Maersk had in April this year introduced improved maternity benefits of a minimum 18 weeks of maternity leave on full pay and a phased return-to-work programme with reduced hours by 20% on full pay for up to six months to all employees who return from maternity leave. Year on year, 3-5% of its women workforce proceed on maternity leave. Maersk realised when women return to their careers, they may sense reduced confidence levels. Many lose leadership roles to their peers who remained in the workforce.
It was critical for Maersk, which has a women-to-men workforce ratio of 30:70, to introduce a `return-to-work' initiative and transition employees on a career break to full-time careers. Here, women leaders are provided with real-time challenging business project opportunities, deployed through a holistic orientation and developmental programme focusing on specific skills and capabilities to settle in their roles at the earliest and assigned a mentor.
Pratap G, senior director, HR, Maersk Global Services Centre, said, "So far, we have onboarded eight women employees as a part of the programme."
Under Cummins' `Reboot', candidates go through an induction and general global onboarding that brings them up to speed with their peers. "In a short span of six months (from launch of Reboot), it has enabled 22 candidates to resume their careers," said Vikas Thapa, VP (HR), Cummins Group in India.
At IBM, a flexible work environment is created to help employees get work done in or der to achieve business objectives and meet personal needs.Dilpreet Singh, VP (HR) & HR head, IBM India & South Asia, said, "Getting women back to work post child birth is an important metric for us. Around 70% of women who go out on maternity leave come back and stay with IBM."

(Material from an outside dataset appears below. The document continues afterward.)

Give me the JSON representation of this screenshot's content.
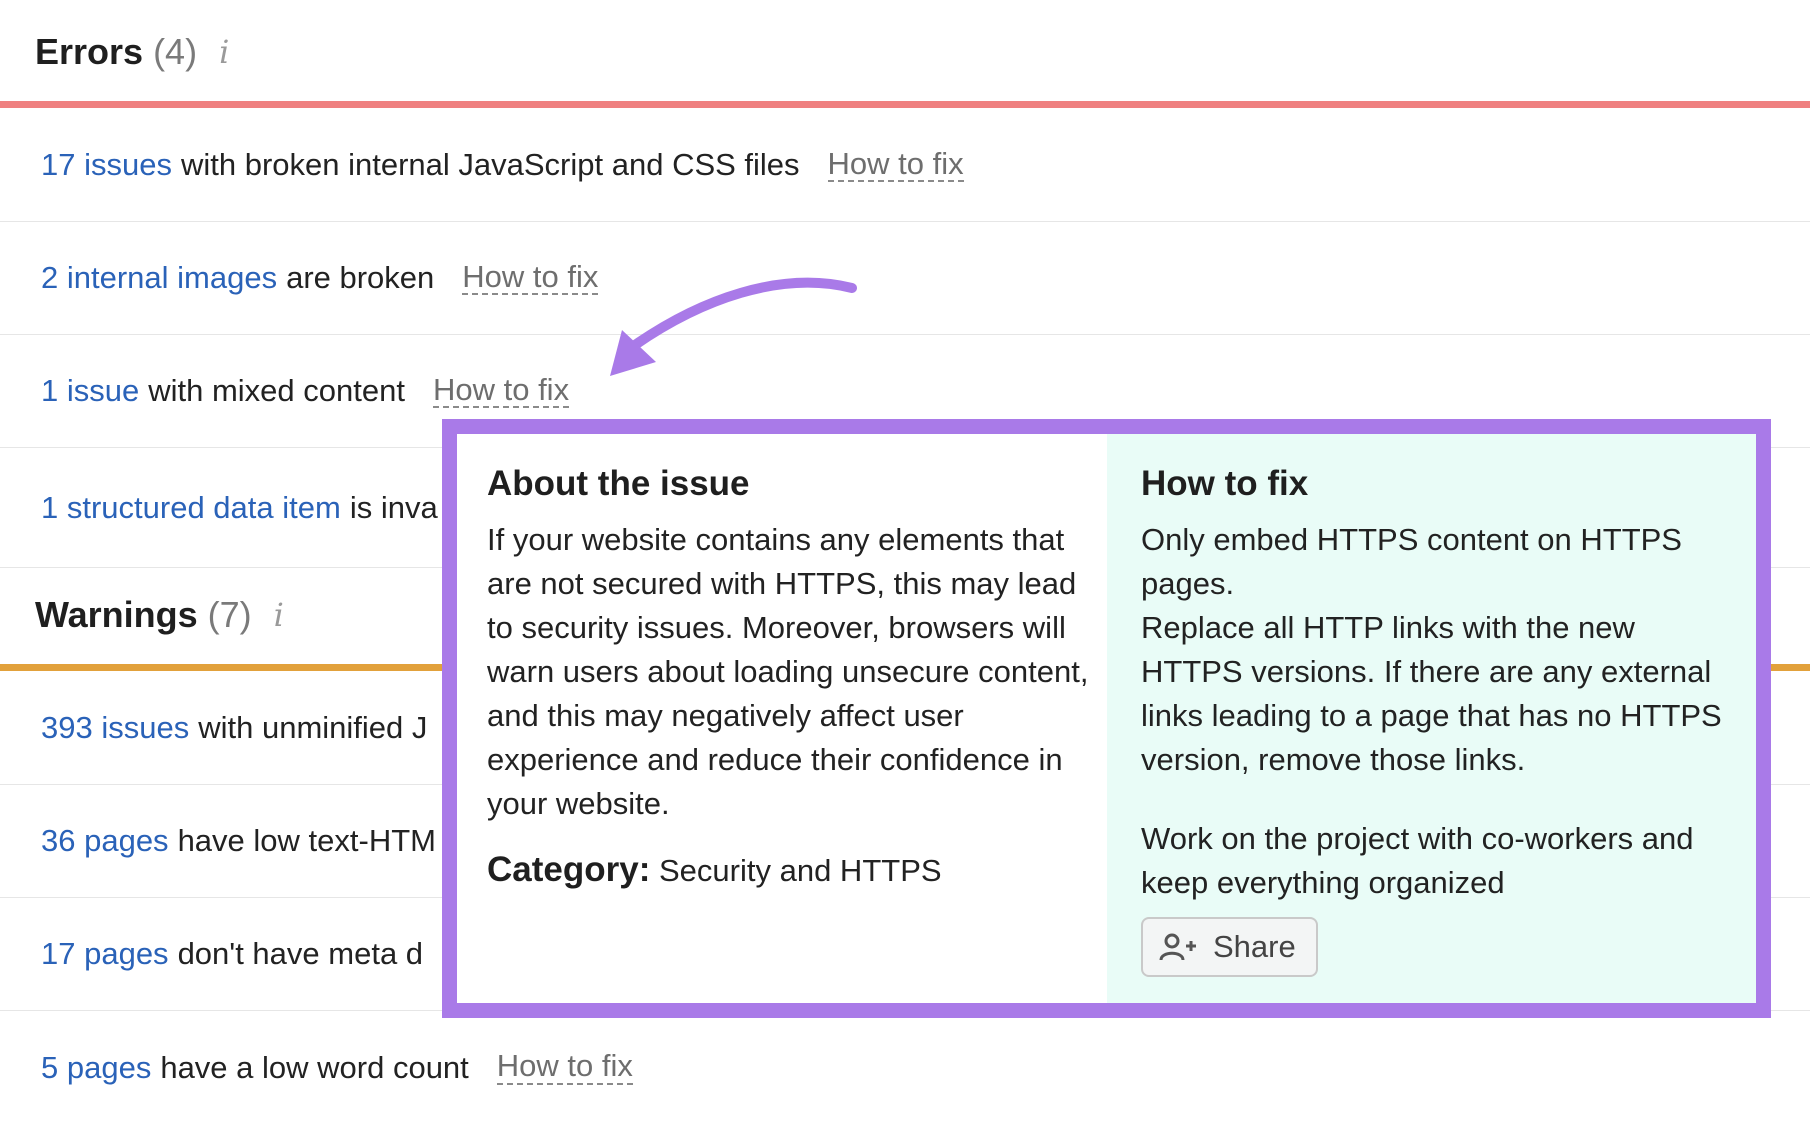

Saundarya Rajesh, founder (president), Avtar Career Creators & Flexi Careers India, said, "In 2009, Standard Chartered Bank was among the first companies to offer six months maternity leave. Soon, a bunch of companies started offering this. But even after offering the best-in-class six months, attrition rate of women who went on maternity leave was high, at 35-40%. Most returning mothers were plagued with guilt and in spite of having very understanding managers, they decided to drop off."
In a study around career enablers for women, Avtar found that not only did women require a 'phase-back' programme, they needed assistance in the form of supportive peer groups as also counselling.